The Jubilee Tower at the summit of Moel Famau.
|Elevation||555 m (1,821 ft)|
|Prominence||278 m (912 ft)|
|Parent peak||Moel y Gamelin|
|Listing||Marilyn, Council top|
|Translation||The bare hill of ?Mama (Welsh)|
|Pronunciation||Welsh: [ˈmɔɨl ˈvama]|
|Clwydian Range, UK|
|Topo map||OS Landranger 116|
Moel Famau (or Moel Fammau; Moel Famma; Moel Fama; or Moel Vamma) is the highest hill within the Clwydian Range, formerly Flintshire Range, on the boundary between Denbighshire and Flintshire in Wales. The hill, which also gives its name to the Moel Famau country park, has been classed as an Area of Outstanding Natural Beauty since 1985. It is also surrounded by several well-preserved Iron-Age hill forts.
The local pronunciation is consistently [ˈvama]. The meaning of the 'Fama' is somewhat uncertain, but it is probably a lenited form of a personal name, 'Mama'. Equally it is possible, because famau (always pronounced fama) means "of the mothers", that the name is pre-Christian.
The alternative form 'Moel Famau' is a result of re-interpreting the second element as the lenited form of the common noun mamau, meaning 'mothers'. As a result, 'Moel Famau' is sometimes said to mean 'Mothers' Hill'. 'Moel Famau' is found as early as the eighteenth century, and is still common today. Nevertheless, the standard reference work on Welsh place-names lists 'Moel Fama' as the correct form.[dubious ]
The park, which covers an area over 8 km2, is managed by Denbighshire Countryside Service which is responsible for the heather moorland, dry stone walls and access paths, and provides information and facilities for visitors. The area is home to wildlife such as red grouse, European stonechat and Eurasian curlew.
The Forestry Enterprise manage the neighbouring forest as a sustainable conifer plantation for timber production and tourism.
Numerous well-maintained trails of varying difficulty can be used to reach the summit.
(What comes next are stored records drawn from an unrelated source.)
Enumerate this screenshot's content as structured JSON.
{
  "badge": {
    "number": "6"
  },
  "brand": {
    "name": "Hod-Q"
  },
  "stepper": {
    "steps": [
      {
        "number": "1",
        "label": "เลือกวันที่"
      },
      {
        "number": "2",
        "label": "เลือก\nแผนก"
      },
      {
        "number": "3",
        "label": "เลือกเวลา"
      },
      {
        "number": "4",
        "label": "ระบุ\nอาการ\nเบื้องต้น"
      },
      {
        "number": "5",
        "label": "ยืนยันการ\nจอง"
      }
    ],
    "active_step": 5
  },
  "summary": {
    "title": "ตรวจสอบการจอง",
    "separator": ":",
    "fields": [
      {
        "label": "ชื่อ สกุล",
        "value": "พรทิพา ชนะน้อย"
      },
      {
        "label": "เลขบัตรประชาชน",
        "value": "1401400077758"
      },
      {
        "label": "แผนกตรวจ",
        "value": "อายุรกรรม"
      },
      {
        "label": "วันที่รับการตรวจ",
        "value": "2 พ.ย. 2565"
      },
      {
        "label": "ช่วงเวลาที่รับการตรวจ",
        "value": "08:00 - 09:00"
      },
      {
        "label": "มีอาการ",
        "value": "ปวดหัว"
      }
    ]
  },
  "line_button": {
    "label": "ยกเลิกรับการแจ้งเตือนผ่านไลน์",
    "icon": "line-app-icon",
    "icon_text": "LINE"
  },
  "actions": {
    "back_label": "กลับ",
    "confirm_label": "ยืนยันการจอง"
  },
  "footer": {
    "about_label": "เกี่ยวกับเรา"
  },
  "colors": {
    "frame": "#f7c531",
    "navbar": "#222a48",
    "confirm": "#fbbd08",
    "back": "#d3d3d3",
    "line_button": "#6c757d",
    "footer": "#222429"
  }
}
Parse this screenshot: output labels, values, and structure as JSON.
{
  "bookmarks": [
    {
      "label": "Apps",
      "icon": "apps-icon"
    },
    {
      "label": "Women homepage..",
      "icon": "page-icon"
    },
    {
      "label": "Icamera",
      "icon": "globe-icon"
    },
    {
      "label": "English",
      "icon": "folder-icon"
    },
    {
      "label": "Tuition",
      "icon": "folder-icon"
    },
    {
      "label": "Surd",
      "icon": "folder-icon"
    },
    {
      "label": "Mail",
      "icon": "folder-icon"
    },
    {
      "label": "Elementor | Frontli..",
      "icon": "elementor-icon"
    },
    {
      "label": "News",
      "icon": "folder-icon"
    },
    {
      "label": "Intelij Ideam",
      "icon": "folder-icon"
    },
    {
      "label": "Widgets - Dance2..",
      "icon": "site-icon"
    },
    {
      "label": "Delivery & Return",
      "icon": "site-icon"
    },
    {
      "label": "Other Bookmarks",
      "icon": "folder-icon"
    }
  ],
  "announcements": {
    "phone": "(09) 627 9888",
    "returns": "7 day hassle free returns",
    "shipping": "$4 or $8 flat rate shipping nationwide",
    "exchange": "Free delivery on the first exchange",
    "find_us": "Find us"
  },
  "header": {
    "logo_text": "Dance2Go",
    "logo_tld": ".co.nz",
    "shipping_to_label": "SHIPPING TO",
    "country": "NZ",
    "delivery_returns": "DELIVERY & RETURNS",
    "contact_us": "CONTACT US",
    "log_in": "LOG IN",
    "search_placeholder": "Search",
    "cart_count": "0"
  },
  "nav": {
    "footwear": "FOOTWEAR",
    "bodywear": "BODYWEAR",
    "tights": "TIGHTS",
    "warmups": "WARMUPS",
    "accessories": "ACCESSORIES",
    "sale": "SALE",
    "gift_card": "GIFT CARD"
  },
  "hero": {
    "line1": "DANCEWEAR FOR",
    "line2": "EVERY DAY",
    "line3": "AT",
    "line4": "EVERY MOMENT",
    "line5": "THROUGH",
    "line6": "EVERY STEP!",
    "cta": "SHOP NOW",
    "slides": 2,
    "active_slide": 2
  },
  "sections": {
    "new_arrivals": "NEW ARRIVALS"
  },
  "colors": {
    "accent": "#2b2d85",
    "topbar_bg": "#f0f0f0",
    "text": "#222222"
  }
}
Two of the most popular, easiest paths start from the southern car parks within Bwlch Penbarras between Moel Famau and Foel Fenlli about 2 kilometres (1.2 mi) from the summit. The northern route begins from the Iron-Age hill fort at Moel Arthur. A footpath to the top of Moel Famau also begins from the village of Cilcain.
Much of Wales and the North West of England can be seen from the summit of Moel Famau. This includes parts of Denbighshire, Flintshire, Cheshire, and Merseyside. On clear days, Snowdonia can be seen to the west, the Irish Sea to the north, and to the East Liverpool, Chester, Winter Hill, and the Blackpool Tower.
The tower, which was built to commemorate the golden jubilee of George III in 1810, was designed by Thomas Harrison of Chester. It was designed like an Egyptian obelisk with three tiers. Although the foundation stone was laid in 1810 by George Kenyon, 2nd Baron Kenyon, the tower was never completed due to a lack of funds. In 1862, a major storm brought down the incomplete tower. The remaining upper part of the structure was demolished for safety reasons leaving just the base. Most of the rubble was removed from the site; smaller stonework was reused by local farmers for dry stone walls.
In October 2010, a celebration was observed by local communities, in both Flintshire and Denbighshire, to mark the 200th anniversary of the laying of the Jubilee Tower's foundation stone. An artistic light and laser installation by a local artist was commissioned by the local authorities to illuminate the tower.
- Moel Famau country park
- Moel Famau News
- Walk up Moel Famau
- Computer generated summit panoramas Moel Famau index
- www.geograph.co.uk : photos of Moel Famau and surrounding area
- Stephenson, Charles (2008). Moel Famau and the Jubilee Tower of King George III. Stephensons. p. ii. ISBN 9780956059000.
- Owen, Hywel Wyn; Morgan, Richard (2007). Dictionary of the Place-names of Wales. Gomer. p. 324. ISBN 978-1843239017.
- Stephenson, Charles (2008). Moel Famau and the Jubilee Tower of King George III. Stephensons. p. 1. ISBN 978-0-9560590-0-0.
- Davies, Elwyn (1996). A Gazetteer of Welsh place-names = Rhestr o enwau lleoedd. University of Wales Press. p. 81. ISBN 978-0708310380.